Data source

Reference
Reference Type:
study report
Title:
Unnamed
Year:
2007
Report Date:
2007

Materials and methods

Test guideline
Qualifier:
according to
Guideline:
OECD Guideline 207 (Earthworm, Acute Toxicity Tests)
GLP compliance:
yes (incl. certificate)

Test material

Reference
Name:
Unnamed
Type:
Constituent
Details on test material:
IUPAC name: Calcium dihydroxide
Product type: precal 50S
Name active ingredient: Calcium dihydroxide
Batch No. 7025
Received: 2007-01-30
Purity active ingedient: 98.2 %
Expiry date: January 2009
Appearance: solid, white powder
Water solubility (20°C): 1.26 g/l
Stability: at least for 2 years when stored at recommended conditions
Storage conditions: room temperature, under dry conditions

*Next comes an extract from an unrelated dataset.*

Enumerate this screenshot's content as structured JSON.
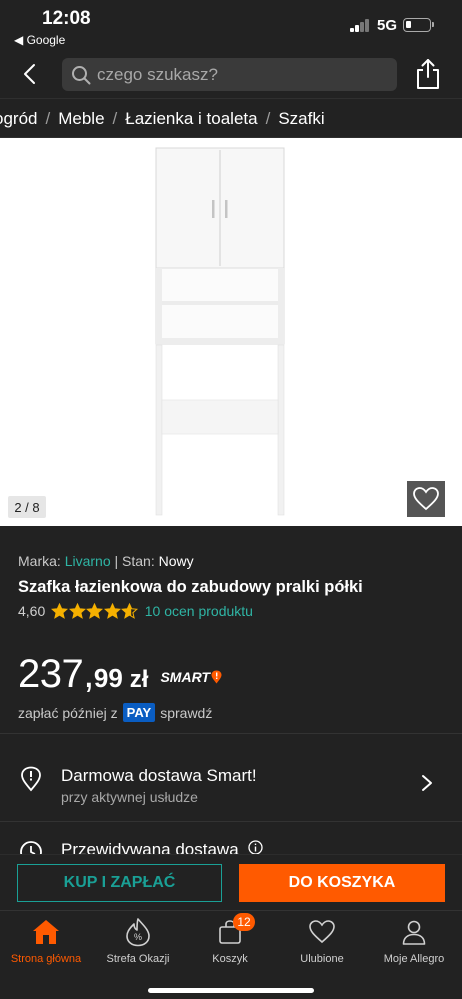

Sampling and analysis

Analytical monitoring:
no

Test substrate

Vehicle:
no

Test organisms

Test organisms (species):
Eisenia fetida
Animal group:
annelids

Study design

Study type:
laboratory study
Substrate type:
artificial soil
Limit test:
no
Total exposure duration:
14 d

Results and discussion

Effect concentrationsopen allclose all
Duration:
14 d
Dose descriptor:
LC50
Effect conc.:
> 5 000 mg/kg soil dw
Nominal / measured:
nominal
Conc. based on:
act. ingr.
Remarks:
(Ca(OH)2)
Basis for effect:
mortality
Duration:
14 d
Dose descriptor:
NOEC
Effect conc.:
>= 5 000 mg/kg soil dw
Nominal / measured:
nominal
Conc. based on:
act. ingr.
Remarks:
(Ca(OH)2)
Basis for effect:
other: biomass

Applicant's summary and conclusion

Validity criteria fulfilled:
yes
Remarks:
(Adult mortality: ≤ 10% (being 0% after 14 days).)
Conclusions:
After 14 days of exposure to Calcium dihydroxide in artificial soil the LC50 for Eisenia fetida was estimated to be higher than 5000 mg Calcium dihydroxide/kg soil d.w. The NOEC was determined to be 5000 mg Calcium dihydroxide/kg soil d.w.